» Exercise prompt: In the listing below, find every line with the string "Hello" and pull it out.

» Material provided:

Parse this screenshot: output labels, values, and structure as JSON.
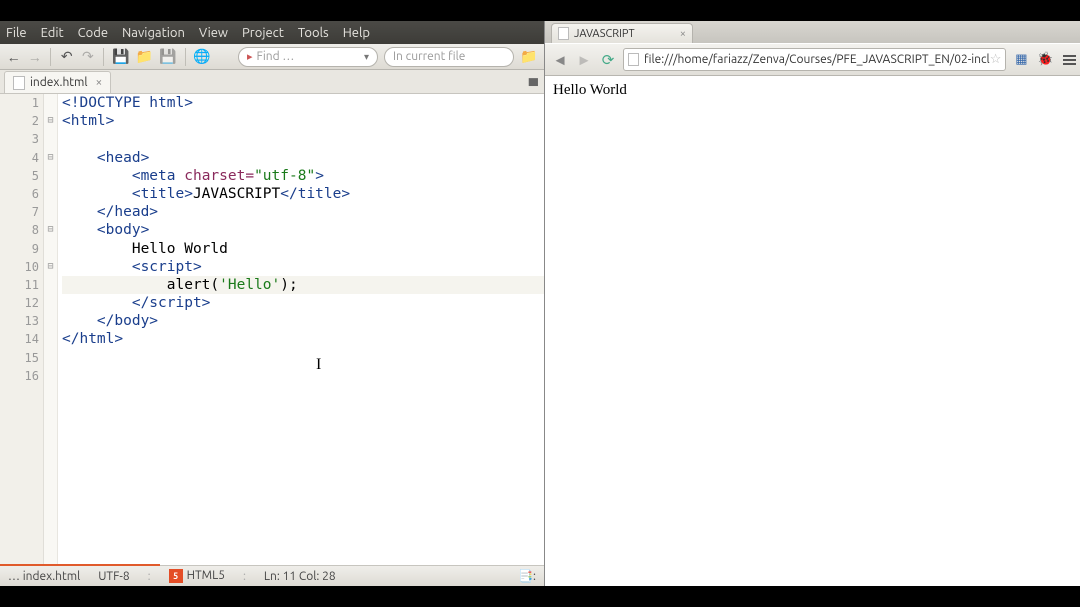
{
  "ide": {
    "menubar": [
      "File",
      "Edit",
      "Code",
      "Navigation",
      "View",
      "Project",
      "Tools",
      "Help"
    ],
    "toolbar": {
      "find_placeholder": "Find …",
      "scope_placeholder": "In current file"
    },
    "tab": {
      "filename": "index.html"
    },
    "code": {
      "lines": [
        {
          "n": 1,
          "fold": "",
          "segs": [
            [
              "<!DOCTYPE html>",
              "t-tag"
            ]
          ]
        },
        {
          "n": 2,
          "fold": "⊟",
          "segs": [
            [
              "<html>",
              "t-tag"
            ]
          ]
        },
        {
          "n": 3,
          "fold": "",
          "segs": [
            [
              "",
              "t-txt"
            ]
          ]
        },
        {
          "n": 4,
          "fold": "⊟",
          "segs": [
            [
              "    ",
              "t-txt"
            ],
            [
              "<head>",
              "t-tag"
            ]
          ]
        },
        {
          "n": 5,
          "fold": "",
          "segs": [
            [
              "        ",
              "t-txt"
            ],
            [
              "<meta ",
              "t-tag"
            ],
            [
              "charset=",
              "t-attr"
            ],
            [
              "\"utf-8\"",
              "t-str"
            ],
            [
              ">",
              "t-tag"
            ]
          ]
        },
        {
          "n": 6,
          "fold": "",
          "segs": [
            [
              "        ",
              "t-txt"
            ],
            [
              "<title>",
              "t-tag"
            ],
            [
              "JAVASCRIPT",
              "t-txt"
            ],
            [
              "</title>",
              "t-tag"
            ]
          ]
        },
        {
          "n": 7,
          "fold": "",
          "segs": [
            [
              "    ",
              "t-txt"
            ],
            [
              "</head>",
              "t-tag"
            ]
          ]
        },
        {
          "n": 8,
          "fold": "⊟",
          "segs": [
            [
              "    ",
              "t-txt"
            ],
            [
              "<body>",
              "t-tag"
            ]
          ]
        },
        {
          "n": 9,
          "fold": "",
          "segs": [
            [
              "        Hello World",
              "t-txt"
            ]
          ]
        },
        {
          "n": 10,
          "fold": "⊟",
          "segs": [
            [
              "        ",
              "t-txt"
            ],
            [
              "<script>",
              "t-tag"
            ]
          ]
        },
        {
          "n": 11,
          "fold": "",
          "hl": true,
          "segs": [
            [
              "            alert(",
              "t-txt"
            ],
            [
              "'Hello'",
              "t-jsstr"
            ],
            [
              ");",
              "t-txt"
            ]
          ]
        },
        {
          "n": 12,
          "fold": "",
          "segs": [
            [
              "        ",
              "t-txt"
            ],
            [
              "</script>",
              "t-tag"
            ]
          ]
        },
        {
          "n": 13,
          "fold": "",
          "segs": [
            [
              "    ",
              "t-txt"
            ],
            [
              "</body>",
              "t-tag"
            ]
          ]
        },
        {
          "n": 14,
          "fold": "",
          "segs": [
            [
              "</html>",
              "t-tag"
            ]
          ]
        },
        {
          "n": 15,
          "fold": "",
          "segs": [
            [
              "",
              "t-txt"
            ]
          ]
        },
        {
          "n": 16,
          "fold": "",
          "segs": [
            [
              "",
              "t-txt"
            ]
          ]
        }
      ]
    },
    "status": {
      "path": "… index.html",
      "encoding": "UTF-8",
      "doctype": "HTML5",
      "position": "Ln: 11 Col: 28"
    }
  },
  "browser": {
    "tab_title": "JAVASCRIPT",
    "url": "file:///home/fariazz/Zenva/Courses/PFE_JAVASCRIPT_EN/02-incl",
    "page_text": "Hello World"
  }
}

» Response for this exercise:
              "        Hello World",
              "'Hello'",
    "page_text": "Hello World"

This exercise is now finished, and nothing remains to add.